=== What is being asked ===
If a line in the listing below has the string "true", copy it out.

Listed entries below:

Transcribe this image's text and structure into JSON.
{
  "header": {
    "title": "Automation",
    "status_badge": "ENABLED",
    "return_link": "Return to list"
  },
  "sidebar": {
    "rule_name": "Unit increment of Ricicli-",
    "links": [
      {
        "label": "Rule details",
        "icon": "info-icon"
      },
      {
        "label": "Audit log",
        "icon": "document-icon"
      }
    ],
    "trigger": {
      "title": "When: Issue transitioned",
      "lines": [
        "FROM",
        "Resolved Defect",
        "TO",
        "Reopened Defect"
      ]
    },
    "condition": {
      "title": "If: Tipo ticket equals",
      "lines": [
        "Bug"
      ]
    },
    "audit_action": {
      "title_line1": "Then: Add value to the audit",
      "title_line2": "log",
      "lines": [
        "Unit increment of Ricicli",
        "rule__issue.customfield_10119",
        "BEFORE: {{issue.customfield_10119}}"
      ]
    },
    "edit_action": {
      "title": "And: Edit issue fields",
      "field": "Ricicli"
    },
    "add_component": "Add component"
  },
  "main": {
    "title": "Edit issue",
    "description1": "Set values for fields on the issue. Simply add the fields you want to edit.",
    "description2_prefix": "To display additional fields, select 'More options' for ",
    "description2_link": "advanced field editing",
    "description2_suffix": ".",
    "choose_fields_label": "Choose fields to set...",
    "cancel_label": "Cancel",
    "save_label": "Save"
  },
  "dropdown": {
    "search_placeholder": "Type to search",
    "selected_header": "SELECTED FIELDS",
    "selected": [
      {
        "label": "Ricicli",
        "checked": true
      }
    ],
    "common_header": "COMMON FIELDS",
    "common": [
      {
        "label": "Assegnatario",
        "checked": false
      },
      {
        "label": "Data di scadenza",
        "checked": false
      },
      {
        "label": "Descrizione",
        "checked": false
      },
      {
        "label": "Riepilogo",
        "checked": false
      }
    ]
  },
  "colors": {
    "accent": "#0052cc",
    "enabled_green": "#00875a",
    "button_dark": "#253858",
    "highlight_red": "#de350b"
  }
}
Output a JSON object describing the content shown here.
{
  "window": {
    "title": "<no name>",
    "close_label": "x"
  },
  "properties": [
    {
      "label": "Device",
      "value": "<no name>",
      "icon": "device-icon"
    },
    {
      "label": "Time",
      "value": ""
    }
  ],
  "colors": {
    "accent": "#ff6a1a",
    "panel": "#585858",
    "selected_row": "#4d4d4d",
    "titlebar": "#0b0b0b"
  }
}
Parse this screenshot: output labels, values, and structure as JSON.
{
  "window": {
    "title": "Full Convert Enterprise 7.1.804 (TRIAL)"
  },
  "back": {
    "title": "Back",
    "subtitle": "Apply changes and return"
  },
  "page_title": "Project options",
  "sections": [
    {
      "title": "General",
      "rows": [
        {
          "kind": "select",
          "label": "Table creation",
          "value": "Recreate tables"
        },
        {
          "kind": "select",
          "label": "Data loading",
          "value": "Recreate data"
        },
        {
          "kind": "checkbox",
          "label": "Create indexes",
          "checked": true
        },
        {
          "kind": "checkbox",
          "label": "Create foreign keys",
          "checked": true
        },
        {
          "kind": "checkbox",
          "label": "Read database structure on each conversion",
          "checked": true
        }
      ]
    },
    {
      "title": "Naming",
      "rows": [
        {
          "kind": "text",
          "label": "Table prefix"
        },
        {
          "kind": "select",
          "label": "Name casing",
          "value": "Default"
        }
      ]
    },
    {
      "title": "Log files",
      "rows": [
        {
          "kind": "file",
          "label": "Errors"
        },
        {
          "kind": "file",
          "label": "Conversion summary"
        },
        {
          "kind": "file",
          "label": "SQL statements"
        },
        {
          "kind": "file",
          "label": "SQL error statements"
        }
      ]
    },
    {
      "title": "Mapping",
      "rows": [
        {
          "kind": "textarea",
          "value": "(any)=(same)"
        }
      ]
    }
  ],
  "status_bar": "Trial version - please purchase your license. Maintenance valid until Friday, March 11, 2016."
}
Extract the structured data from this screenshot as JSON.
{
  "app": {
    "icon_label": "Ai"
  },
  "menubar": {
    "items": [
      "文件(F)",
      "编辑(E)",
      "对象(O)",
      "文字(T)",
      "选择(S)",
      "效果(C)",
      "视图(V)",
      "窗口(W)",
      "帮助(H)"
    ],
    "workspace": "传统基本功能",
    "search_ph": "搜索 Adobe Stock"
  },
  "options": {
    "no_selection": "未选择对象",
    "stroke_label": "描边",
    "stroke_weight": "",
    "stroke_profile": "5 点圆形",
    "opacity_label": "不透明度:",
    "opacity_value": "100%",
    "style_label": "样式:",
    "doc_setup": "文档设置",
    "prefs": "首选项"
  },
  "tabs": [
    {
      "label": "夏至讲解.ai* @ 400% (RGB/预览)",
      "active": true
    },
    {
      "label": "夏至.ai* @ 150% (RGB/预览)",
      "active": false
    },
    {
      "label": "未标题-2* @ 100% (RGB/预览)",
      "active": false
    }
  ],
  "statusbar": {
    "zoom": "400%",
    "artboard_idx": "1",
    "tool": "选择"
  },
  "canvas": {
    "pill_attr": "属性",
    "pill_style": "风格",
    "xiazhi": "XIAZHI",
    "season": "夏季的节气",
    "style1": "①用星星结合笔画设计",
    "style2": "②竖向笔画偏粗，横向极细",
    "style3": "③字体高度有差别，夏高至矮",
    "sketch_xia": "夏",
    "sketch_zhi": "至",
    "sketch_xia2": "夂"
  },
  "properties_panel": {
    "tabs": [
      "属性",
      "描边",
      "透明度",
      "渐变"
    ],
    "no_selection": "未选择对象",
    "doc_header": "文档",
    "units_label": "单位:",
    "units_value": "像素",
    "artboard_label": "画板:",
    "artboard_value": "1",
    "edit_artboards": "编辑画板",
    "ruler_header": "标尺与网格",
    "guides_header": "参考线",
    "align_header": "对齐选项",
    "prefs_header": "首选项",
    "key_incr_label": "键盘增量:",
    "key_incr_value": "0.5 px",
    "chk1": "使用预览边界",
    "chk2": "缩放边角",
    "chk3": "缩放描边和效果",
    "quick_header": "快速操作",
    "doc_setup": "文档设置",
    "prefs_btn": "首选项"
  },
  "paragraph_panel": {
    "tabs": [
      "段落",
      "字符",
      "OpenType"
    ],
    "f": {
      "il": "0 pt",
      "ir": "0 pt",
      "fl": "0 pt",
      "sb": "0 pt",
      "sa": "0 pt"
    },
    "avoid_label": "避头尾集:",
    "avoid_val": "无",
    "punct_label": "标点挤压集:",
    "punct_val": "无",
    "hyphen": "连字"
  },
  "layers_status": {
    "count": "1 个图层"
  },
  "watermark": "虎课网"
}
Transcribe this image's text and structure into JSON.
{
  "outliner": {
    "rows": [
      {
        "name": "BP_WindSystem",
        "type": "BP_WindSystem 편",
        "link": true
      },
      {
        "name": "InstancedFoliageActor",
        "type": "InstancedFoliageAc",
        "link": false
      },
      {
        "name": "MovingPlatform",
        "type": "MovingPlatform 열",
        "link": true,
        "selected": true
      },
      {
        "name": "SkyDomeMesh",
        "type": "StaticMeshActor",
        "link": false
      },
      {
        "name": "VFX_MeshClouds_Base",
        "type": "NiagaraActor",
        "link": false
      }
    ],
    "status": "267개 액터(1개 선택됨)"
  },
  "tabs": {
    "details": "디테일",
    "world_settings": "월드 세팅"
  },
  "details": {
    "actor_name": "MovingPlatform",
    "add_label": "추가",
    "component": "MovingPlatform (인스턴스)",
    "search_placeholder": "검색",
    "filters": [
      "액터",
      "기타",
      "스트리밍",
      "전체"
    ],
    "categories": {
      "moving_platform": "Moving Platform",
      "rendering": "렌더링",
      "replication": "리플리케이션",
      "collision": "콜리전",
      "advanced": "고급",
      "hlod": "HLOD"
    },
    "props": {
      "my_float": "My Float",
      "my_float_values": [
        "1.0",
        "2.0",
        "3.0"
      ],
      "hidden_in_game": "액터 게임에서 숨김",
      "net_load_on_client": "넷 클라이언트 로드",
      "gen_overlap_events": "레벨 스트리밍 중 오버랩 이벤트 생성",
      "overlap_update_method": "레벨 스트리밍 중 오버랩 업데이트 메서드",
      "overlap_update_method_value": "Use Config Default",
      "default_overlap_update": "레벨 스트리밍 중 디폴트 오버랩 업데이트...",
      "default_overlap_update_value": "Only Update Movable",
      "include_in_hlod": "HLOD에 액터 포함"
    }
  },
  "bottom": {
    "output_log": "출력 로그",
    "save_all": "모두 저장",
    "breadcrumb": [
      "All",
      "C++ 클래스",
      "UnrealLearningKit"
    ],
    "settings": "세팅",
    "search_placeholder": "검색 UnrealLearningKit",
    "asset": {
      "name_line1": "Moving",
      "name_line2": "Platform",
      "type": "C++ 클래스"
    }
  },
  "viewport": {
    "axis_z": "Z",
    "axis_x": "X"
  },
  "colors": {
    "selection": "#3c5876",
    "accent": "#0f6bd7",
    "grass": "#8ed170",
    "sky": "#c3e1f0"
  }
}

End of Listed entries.

=== Response for this exercise ===
        "checked": true
          "checked": true
          "checked": true
          "checked": true
      "active": true
        "link": true
        "link": true,
        "selected": true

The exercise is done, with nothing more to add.